**Exercise brief:**
Nothing less than an exact copy of all the records is required.

**Material for the task:**
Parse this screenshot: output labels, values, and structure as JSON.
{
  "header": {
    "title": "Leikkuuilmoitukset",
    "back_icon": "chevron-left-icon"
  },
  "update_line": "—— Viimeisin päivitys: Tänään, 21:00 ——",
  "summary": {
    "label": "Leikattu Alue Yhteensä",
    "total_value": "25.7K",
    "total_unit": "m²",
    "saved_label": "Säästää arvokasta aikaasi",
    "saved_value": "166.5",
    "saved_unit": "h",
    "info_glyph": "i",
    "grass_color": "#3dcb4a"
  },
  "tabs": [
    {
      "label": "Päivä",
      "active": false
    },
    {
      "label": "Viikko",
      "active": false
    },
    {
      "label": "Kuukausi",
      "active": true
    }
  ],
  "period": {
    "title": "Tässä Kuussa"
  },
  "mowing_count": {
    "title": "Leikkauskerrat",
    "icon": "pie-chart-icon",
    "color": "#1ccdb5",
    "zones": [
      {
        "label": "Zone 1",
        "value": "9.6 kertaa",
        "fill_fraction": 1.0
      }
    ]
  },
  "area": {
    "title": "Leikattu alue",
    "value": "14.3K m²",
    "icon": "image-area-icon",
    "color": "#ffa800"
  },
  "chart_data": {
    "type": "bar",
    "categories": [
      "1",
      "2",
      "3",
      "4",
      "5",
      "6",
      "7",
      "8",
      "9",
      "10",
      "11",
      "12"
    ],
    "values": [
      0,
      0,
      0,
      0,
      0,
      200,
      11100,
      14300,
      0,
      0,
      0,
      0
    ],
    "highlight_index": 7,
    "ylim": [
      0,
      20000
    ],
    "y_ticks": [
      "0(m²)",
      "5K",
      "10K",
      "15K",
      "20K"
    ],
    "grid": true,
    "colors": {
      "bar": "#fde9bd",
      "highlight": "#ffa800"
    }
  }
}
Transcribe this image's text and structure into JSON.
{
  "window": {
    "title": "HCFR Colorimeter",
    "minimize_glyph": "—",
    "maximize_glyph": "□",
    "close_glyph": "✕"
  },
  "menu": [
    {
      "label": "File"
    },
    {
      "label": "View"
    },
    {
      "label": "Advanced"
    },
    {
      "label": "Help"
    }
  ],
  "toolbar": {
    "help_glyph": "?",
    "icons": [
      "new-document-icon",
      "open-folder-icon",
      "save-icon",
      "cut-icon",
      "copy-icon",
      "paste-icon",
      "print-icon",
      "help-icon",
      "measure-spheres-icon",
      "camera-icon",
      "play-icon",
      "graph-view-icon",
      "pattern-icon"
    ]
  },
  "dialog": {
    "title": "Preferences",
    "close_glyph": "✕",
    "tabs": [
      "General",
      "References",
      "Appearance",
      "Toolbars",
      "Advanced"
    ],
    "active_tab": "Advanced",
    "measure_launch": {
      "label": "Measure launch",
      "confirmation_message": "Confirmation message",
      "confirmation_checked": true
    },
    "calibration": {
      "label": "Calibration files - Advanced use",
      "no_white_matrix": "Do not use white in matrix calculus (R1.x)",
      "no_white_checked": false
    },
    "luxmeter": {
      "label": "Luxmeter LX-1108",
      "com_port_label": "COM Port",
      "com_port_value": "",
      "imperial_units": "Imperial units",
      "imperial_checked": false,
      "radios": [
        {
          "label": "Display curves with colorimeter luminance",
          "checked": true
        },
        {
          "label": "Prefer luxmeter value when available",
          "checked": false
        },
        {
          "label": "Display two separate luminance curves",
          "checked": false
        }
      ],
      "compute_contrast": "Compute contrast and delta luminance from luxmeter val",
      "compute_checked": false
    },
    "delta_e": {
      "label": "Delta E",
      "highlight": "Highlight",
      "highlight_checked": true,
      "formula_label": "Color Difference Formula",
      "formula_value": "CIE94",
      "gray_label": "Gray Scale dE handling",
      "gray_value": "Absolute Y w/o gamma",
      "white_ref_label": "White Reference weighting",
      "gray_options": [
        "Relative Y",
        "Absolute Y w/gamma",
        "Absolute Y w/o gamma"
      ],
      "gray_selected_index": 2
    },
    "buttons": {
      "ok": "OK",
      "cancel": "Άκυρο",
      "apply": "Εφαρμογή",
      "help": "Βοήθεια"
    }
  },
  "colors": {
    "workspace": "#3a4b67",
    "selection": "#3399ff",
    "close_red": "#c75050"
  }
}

**Task output:**
Parse this screenshot: output labels, values, and structure as JSON.
{
  "header": {
    "title": "Leikkuuilmoitukset",
    "back_icon": "chevron-left-icon"
  },
  "update_line": "—— Viimeisin päivitys: Tänään, 21:00 ——",
  "summary": {
    "label": "Leikattu Alue Yhteensä",
    "total_value": "25.7K",
    "total_unit": "m²",
    "saved_label": "Säästää arvokasta aikaasi",
    "saved_value": "166.5",
    "saved_unit": "h",
    "info_glyph": "i",
    "grass_color": "#3dcb4a"
  },
  "tabs": [
    {
      "label": "Päivä",
      "active": false
    },
    {
      "label": "Viikko",
      "active": false
    },
    {
      "label": "Kuukausi",
      "active": true
    }
  ],
  "period": {
    "title": "Tässä Kuussa"
  },
  "mowing_count": {
    "title": "Leikkauskerrat",
    "icon": "pie-chart-icon",
    "color": "#1ccdb5",
    "zones": [
      {
        "label": "Zone 1",
        "value": "9.6 kertaa",
        "fill_fraction": 1.0
      }
    ]
  },
  "area": {
    "title": "Leikattu alue",
    "value": "14.3K m²",
    "icon": "image-area-icon",
    "color": "#ffa800"
  },
  "chart_data": {
    "type": "bar",
    "categories": [
      "1",
      "2",
      "3",
      "4",
      "5",
      "6",
      "7",
      "8",
      "9",
      "10",
      "11",
      "12"
    ],
    "values": [
      0,
      0,
      0,
      0,
      0,
      200,
      11100,
      14300,
      0,
      0,
      0,
      0
    ],
    "highlight_index": 7,
    "ylim": [
      0,
      20000
    ],
    "y_ticks": [
      "0(m²)",
      "5K",
      "10K",
      "15K",
      "20K"
    ],
    "grid": true,
    "colors": {
      "bar": "#fde9bd",
      "highlight": "#ffa800"
    }
  }
}
Transcribe this image's text and structure into JSON.
{
  "window": {
    "title": "HCFR Colorimeter",
    "minimize_glyph": "—",
    "maximize_glyph": "□",
    "close_glyph": "✕"
  },
  "menu": [
    {
      "label": "File"
    },
    {
      "label": "View"
    },
    {
      "label": "Advanced"
    },
    {
      "label": "Help"
    }
  ],
  "toolbar": {
    "help_glyph": "?",
    "icons": [
      "new-document-icon",
      "open-folder-icon",
      "save-icon",
      "cut-icon",
      "copy-icon",
      "paste-icon",
      "print-icon",
      "help-icon",
      "measure-spheres-icon",
      "camera-icon",
      "play-icon",
      "graph-view-icon",
      "pattern-icon"
    ]
  },
  "dialog": {
    "title": "Preferences",
    "close_glyph": "✕",
    "tabs": [
      "General",
      "References",
      "Appearance",
      "Toolbars",
      "Advanced"
    ],
    "active_tab": "Advanced",
    "measure_launch": {
      "label": "Measure launch",
      "confirmation_message": "Confirmation message",
      "confirmation_checked": true
    },
    "calibration": {
      "label": "Calibration files - Advanced use",
      "no_white_matrix": "Do not use white in matrix calculus (R1.x)",
      "no_white_checked": false
    },
    "luxmeter": {
      "label": "Luxmeter LX-1108",
      "com_port_label": "COM Port",
      "com_port_value": "",
      "imperial_units": "Imperial units",
      "imperial_checked": false,
      "radios": [
        {
          "label": "Display curves with colorimeter luminance",
          "checked": true
        },
        {
          "label": "Prefer luxmeter value when available",
          "checked": false
        },
        {
          "label": "Display two separate luminance curves",
          "checked": false
        }
      ],
      "compute_contrast": "Compute contrast and delta luminance from luxmeter val",
      "compute_checked": false
    },
    "delta_e": {
      "label": "Delta E",
      "highlight": "Highlight",
      "highlight_checked": true,
      "formula_label": "Color Difference Formula",
      "formula_value": "CIE94",
      "gray_label": "Gray Scale dE handling",
      "gray_value": "Absolute Y w/o gamma",
      "white_ref_label": "White Reference weighting",
      "gray_options": [
        "Relative Y",
        "Absolute Y w/gamma",
        "Absolute Y w/o gamma"
      ],
      "gray_selected_index": 2
    },
    "buttons": {
      "ok": "OK",
      "cancel": "Άκυρο",
      "apply": "Εφαρμογή",
      "help": "Βοήθεια"
    }
  },
  "colors": {
    "workspace": "#3a4b67",
    "selection": "#3399ff",
    "close_red": "#c75050"
  }
}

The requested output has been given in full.